In 2016, Richard Okello, a resident of Ageno Village in Nebbi District was sentenced to 24 years in jail for rape by the then Arua High Court Judge Stephen Mubiru.
Jusitce Elizabeth Musoke reading her judgement
The Court of Appeal has upheld the 24-year jail term meted out
to a farmer in Nebbi District for rape.
In 2016, Richard Okello, a resident of Ageno Village in Nebbi District
was sentenced to 24 years in jail for rape by the then Arua High Court Judge
According to the prosecution, Okello on May 15 2013, at Ageno Village raped Pimer
Fortunate, Immaculate Pimerpaworth and Molly Bedayika, whom he found collecting
firewood in his forest without permission. Okello ordered the three women to
carry the firewood they had purportedly stolen and take it to a near by place
where he was burning charcoal.
Okello later tied each of his victims hands, undressed and raped them. Medical
records indicate that he infected them with HIV.
However, through his lawyer Shamim Amollo, Okello appealed the sentence
in the Court of Appeal. Okello argued that the trial judge erred in law and
fact when he sentenced him to 24 years imprisonment to run consecutively which
is harsh and manifestly excessive in the circumstance.
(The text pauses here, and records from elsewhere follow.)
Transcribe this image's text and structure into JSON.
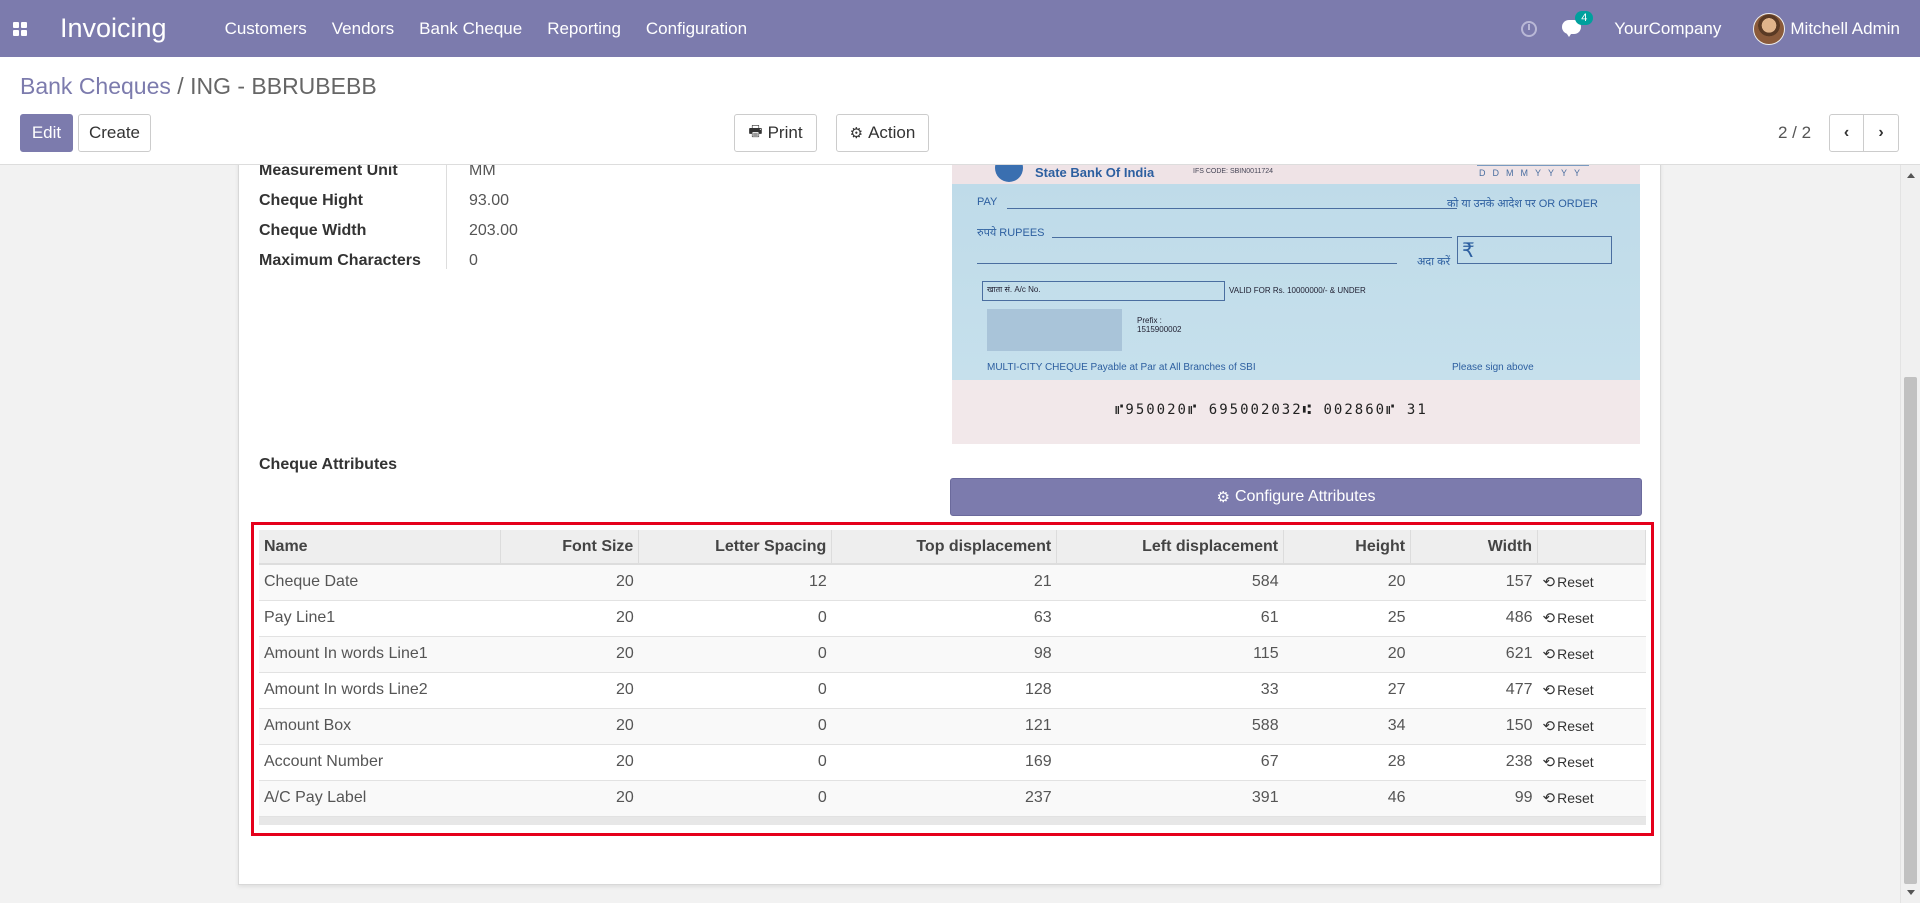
{
  "navbar": {
    "app_title": "Invoicing",
    "menu": [
      "Customers",
      "Vendors",
      "Bank Cheque",
      "Reporting",
      "Configuration"
    ],
    "messages_count": "4",
    "company": "YourCompany",
    "user": "Mitchell Admin",
    "accent": "#7c7bad"
  },
  "breadcrumb": {
    "parent": "Bank Cheques",
    "separator": "/",
    "current": "ING - BBRUBEBB"
  },
  "buttons": {
    "edit": "Edit",
    "create": "Create",
    "print": "Print",
    "action": "Action"
  },
  "pager": {
    "value": "2 / 2"
  },
  "fields": [
    {
      "label": "Measurement Unit",
      "value": "MM"
    },
    {
      "label": "Cheque Hight",
      "value": "93.00"
    },
    {
      "label": "Cheque Width",
      "value": "203.00"
    },
    {
      "label": "Maximum Characters",
      "value": "0"
    }
  ],
  "cheque_image": {
    "bank_name": "State Bank Of India",
    "ifs_code": "IFS CODE: SBIN0011724",
    "date_letters": "DDMMYYYY",
    "pay": "PAY",
    "or_order": "को या उनके आदेश पर  OR ORDER",
    "rupees": "रुपये RUPEES",
    "ada": "अदा करें",
    "valid_for": "VALID FOR Rs. 10000000/- & UNDER",
    "acc_label": "खाता सं. A/c No.",
    "prefix": "Prefix : 1515900002",
    "multi_city": "MULTI-CITY CHEQUE Payable at Par at All Branches of SBI",
    "sign": "Please sign above",
    "micr": "⑈950020⑈ 695002032⑆ 002860⑈ 31"
  },
  "section": {
    "title": "Cheque Attributes",
    "configure_button": "Configure Attributes"
  },
  "table": {
    "columns": [
      "Name",
      "Font Size",
      "Letter Spacing",
      "Top displacement",
      "Left displacement",
      "Height",
      "Width"
    ],
    "reset_label": "Reset",
    "rows": [
      {
        "name": "Cheque Date",
        "font_size": "20",
        "letter_spacing": "12",
        "top": "21",
        "left": "584",
        "height": "20",
        "width": "157"
      },
      {
        "name": "Pay Line1",
        "font_size": "20",
        "letter_spacing": "0",
        "top": "63",
        "left": "61",
        "height": "25",
        "width": "486"
      },
      {
        "name": "Amount In words Line1",
        "font_size": "20",
        "letter_spacing": "0",
        "top": "98",
        "left": "115",
        "height": "20",
        "width": "621"
      },
      {
        "name": "Amount In words Line2",
        "font_size": "20",
        "letter_spacing": "0",
        "top": "128",
        "left": "33",
        "height": "27",
        "width": "477"
      },
      {
        "name": "Amount Box",
        "font_size": "20",
        "letter_spacing": "0",
        "top": "121",
        "left": "588",
        "height": "34",
        "width": "150"
      },
      {
        "name": "Account Number",
        "font_size": "20",
        "letter_spacing": "0",
        "top": "169",
        "left": "67",
        "height": "28",
        "width": "238"
      },
      {
        "name": "A/C Pay Label",
        "font_size": "20",
        "letter_spacing": "0",
        "top": "237",
        "left": "391",
        "height": "46",
        "width": "99"
      }
    ]
  }
}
But the Chief State Attorney Fatina Nakafeero opposed the appeal
saying that the trial Judge had a comprehensive consideration of both the
mitigating and aggravating factors that formed his decision.
Justice Mubiru handed him the sentence on grounds that he needed
to promote respect for the law and to protect the public from further crimes of
the accused. Mubiru also reasoned that there was a need to provide the accused
with adequate time for correctional treatment in the most effective manner.
However, in their Judgement, the three Justices of the court of
appeal Elizabeth Musoke, Hellen Obura and Remmy Kasule said that the High Court
Judge carefully considered and reviewed the laws governing sentencing and gave
sound reasons as to why he imposed the sentence upon the appellant and why he
had to serve the same consecutively and not concurrently.
"The learned sentencing Judge properly took into account the
period the appellant had spent on remand while determining the sentence that
the appellant had to serve “, reads the ruling.
The Justices also noted that they don’t have any reason to
interfere with the sentencing decision of the learned sentencing Judge.
"The appellant is to continue serving the sentences of 8
years imprisonment on each one of the three counts, the same to be served
consecutively thus totalling 24 years imprisonment”, adding that the serving of
the sentence will start from October 6, 2016, as ordered by the sentencing
During the hearing, the accused appeared in court via video
conferencing connecting to the Lira government’s prison where he has been since